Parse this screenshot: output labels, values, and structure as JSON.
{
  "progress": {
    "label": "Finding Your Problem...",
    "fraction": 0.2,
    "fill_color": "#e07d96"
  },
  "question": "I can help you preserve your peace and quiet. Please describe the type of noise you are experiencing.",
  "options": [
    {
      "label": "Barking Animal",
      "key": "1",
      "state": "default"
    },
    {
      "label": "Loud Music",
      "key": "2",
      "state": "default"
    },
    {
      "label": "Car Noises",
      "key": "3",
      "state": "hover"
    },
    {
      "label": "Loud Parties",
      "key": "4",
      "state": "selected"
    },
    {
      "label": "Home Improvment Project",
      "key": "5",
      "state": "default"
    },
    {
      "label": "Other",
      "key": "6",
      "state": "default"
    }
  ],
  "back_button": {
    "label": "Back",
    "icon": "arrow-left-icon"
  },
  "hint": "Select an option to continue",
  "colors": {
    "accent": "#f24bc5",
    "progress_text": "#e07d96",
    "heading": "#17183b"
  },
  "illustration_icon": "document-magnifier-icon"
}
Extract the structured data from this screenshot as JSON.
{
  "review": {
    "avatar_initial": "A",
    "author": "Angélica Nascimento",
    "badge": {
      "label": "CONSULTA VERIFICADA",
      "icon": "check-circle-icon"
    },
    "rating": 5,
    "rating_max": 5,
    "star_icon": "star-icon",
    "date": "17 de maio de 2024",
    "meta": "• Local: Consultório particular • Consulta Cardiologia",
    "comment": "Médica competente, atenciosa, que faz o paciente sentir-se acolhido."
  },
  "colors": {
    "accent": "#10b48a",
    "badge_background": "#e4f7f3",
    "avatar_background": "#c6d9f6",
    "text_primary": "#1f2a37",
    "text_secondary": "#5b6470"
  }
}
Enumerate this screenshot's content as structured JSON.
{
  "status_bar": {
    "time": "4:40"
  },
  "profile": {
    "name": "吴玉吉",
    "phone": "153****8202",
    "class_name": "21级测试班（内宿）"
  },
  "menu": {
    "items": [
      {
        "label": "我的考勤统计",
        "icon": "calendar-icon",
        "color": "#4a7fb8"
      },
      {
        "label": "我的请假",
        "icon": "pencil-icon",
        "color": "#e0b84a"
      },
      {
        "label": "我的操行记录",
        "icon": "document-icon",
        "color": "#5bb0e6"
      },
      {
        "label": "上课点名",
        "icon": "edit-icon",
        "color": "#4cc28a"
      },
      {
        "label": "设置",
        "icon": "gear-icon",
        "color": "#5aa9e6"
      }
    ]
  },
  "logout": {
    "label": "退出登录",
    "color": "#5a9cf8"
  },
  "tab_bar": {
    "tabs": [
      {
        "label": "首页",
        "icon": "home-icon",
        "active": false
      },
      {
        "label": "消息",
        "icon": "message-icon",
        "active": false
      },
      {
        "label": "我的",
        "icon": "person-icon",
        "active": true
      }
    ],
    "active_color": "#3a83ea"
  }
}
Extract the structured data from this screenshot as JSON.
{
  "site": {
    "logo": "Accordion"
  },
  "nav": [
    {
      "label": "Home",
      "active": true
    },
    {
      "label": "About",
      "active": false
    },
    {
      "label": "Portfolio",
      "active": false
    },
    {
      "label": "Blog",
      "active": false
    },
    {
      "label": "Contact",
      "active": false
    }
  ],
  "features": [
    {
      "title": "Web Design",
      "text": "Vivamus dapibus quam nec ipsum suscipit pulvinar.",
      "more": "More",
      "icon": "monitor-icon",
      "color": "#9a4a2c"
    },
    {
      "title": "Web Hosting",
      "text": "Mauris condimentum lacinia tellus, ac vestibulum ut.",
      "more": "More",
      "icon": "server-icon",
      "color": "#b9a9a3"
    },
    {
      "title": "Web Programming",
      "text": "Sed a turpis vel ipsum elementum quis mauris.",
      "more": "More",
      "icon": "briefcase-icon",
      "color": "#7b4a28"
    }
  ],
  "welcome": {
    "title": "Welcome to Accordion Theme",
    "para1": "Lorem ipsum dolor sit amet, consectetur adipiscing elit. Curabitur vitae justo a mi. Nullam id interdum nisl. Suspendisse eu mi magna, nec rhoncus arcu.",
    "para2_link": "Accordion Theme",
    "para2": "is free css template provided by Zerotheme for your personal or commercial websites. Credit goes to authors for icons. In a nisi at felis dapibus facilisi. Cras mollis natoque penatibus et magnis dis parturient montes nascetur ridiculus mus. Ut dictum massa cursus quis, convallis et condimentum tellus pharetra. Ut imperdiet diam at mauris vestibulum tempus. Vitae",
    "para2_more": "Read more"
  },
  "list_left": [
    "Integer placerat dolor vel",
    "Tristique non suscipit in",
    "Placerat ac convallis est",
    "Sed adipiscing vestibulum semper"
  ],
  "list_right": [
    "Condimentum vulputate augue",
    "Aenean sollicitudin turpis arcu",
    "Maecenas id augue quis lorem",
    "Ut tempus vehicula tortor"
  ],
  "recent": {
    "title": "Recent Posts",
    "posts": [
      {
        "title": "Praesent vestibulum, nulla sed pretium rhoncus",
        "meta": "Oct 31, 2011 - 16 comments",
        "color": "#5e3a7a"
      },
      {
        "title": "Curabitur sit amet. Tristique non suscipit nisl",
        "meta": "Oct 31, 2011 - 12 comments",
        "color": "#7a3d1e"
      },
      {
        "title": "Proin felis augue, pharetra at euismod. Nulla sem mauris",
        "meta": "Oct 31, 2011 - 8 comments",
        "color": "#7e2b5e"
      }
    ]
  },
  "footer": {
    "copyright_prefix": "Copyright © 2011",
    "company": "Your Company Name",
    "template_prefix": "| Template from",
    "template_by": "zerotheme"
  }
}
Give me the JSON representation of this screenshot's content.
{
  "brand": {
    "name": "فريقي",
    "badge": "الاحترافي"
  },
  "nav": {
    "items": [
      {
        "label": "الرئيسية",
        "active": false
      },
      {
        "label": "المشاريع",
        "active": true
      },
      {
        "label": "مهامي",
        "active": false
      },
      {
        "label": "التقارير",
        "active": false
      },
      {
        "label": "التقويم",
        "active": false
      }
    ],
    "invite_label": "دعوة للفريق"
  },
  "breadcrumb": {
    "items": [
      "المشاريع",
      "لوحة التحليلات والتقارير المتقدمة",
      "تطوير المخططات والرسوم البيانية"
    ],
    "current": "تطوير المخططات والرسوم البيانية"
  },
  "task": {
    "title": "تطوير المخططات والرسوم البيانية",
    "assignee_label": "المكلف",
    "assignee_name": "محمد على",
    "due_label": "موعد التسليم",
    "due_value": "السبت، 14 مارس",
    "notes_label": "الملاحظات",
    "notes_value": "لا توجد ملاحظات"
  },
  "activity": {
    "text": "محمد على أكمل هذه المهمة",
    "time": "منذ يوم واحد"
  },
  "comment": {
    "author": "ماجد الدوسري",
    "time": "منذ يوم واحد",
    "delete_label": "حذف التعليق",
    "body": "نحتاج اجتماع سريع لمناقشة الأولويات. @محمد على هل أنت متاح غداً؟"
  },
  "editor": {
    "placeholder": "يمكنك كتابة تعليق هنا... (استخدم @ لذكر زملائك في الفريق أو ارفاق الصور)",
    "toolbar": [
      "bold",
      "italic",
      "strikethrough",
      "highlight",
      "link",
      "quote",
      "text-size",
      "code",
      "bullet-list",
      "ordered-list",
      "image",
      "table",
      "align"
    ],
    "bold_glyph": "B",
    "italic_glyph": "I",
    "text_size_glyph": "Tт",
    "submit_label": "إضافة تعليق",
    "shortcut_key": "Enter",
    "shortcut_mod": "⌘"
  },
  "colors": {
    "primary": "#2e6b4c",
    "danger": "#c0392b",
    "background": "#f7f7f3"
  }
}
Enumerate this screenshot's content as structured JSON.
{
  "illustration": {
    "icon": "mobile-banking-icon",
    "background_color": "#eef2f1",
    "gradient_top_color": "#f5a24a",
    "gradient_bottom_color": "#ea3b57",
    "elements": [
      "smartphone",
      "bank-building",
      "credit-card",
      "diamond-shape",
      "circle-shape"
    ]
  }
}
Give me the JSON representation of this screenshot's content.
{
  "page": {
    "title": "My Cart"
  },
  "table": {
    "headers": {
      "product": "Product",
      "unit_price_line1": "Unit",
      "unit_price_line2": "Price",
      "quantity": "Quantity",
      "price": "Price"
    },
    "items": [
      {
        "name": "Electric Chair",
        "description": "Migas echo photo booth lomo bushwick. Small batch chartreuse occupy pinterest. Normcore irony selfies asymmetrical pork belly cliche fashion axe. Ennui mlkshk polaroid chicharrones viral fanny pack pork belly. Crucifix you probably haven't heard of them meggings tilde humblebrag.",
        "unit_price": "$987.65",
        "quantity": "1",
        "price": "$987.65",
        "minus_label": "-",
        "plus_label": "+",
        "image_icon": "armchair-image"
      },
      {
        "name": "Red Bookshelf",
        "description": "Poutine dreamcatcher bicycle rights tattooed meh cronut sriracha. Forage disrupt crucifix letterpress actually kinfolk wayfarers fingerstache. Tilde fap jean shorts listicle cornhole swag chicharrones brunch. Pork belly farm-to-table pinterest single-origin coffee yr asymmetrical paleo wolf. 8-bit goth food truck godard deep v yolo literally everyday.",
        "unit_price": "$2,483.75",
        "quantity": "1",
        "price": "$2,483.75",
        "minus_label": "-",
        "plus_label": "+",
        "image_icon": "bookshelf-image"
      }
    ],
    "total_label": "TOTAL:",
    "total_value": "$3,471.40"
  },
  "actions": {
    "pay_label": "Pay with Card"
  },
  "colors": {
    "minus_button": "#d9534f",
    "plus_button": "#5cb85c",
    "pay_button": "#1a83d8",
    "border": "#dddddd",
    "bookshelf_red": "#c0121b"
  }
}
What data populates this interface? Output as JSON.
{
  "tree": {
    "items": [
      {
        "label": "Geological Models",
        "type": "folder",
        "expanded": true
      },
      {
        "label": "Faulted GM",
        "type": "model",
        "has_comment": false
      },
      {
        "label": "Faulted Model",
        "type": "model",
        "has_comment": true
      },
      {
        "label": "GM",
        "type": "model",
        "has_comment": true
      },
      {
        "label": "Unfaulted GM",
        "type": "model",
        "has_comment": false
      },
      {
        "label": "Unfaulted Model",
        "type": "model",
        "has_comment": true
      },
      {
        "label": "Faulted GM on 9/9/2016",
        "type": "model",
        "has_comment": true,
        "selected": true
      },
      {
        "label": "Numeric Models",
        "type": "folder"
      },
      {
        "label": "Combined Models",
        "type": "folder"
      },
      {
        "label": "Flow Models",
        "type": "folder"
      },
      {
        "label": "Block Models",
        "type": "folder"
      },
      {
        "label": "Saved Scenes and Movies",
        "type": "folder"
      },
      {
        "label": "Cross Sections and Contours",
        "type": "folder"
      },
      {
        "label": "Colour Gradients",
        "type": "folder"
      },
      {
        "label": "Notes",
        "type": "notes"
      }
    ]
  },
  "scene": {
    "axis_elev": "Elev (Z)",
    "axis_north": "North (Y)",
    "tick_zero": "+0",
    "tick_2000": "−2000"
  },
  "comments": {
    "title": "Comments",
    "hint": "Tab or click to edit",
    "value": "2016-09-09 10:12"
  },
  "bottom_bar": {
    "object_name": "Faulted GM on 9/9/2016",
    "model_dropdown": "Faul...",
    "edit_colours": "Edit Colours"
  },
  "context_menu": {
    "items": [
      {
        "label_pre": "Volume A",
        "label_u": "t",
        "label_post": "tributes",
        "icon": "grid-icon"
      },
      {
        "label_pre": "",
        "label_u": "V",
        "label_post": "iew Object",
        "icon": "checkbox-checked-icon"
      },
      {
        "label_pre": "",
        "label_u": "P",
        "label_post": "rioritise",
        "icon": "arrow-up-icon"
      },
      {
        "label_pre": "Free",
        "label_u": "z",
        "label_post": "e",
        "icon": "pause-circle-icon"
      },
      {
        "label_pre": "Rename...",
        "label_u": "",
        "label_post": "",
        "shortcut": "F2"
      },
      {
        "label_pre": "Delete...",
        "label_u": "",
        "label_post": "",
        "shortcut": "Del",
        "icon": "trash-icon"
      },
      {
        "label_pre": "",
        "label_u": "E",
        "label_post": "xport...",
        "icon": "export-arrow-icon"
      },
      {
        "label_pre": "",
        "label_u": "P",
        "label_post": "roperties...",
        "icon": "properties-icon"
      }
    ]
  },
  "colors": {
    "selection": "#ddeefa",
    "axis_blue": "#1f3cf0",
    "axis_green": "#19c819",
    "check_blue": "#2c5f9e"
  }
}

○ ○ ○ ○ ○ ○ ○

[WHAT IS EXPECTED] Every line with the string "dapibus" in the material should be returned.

[SOLUTION]
      "text": "Vivamus dapibus quam nec ipsum suscipit pulvinar.",
    "para2": "is free css template provided by Zerotheme for your personal or commercial websites. Credit goes to authors for icons. In a nisi at felis dapibus facilisi. Cras mollis natoque penatibus et magnis dis parturient montes nascetur ridiculus mus. Ut dictum massa cursus quis, convallis et condimentum tellus pharetra. Ut imperdiet diam at mauris vestibulum tempus. Vitae",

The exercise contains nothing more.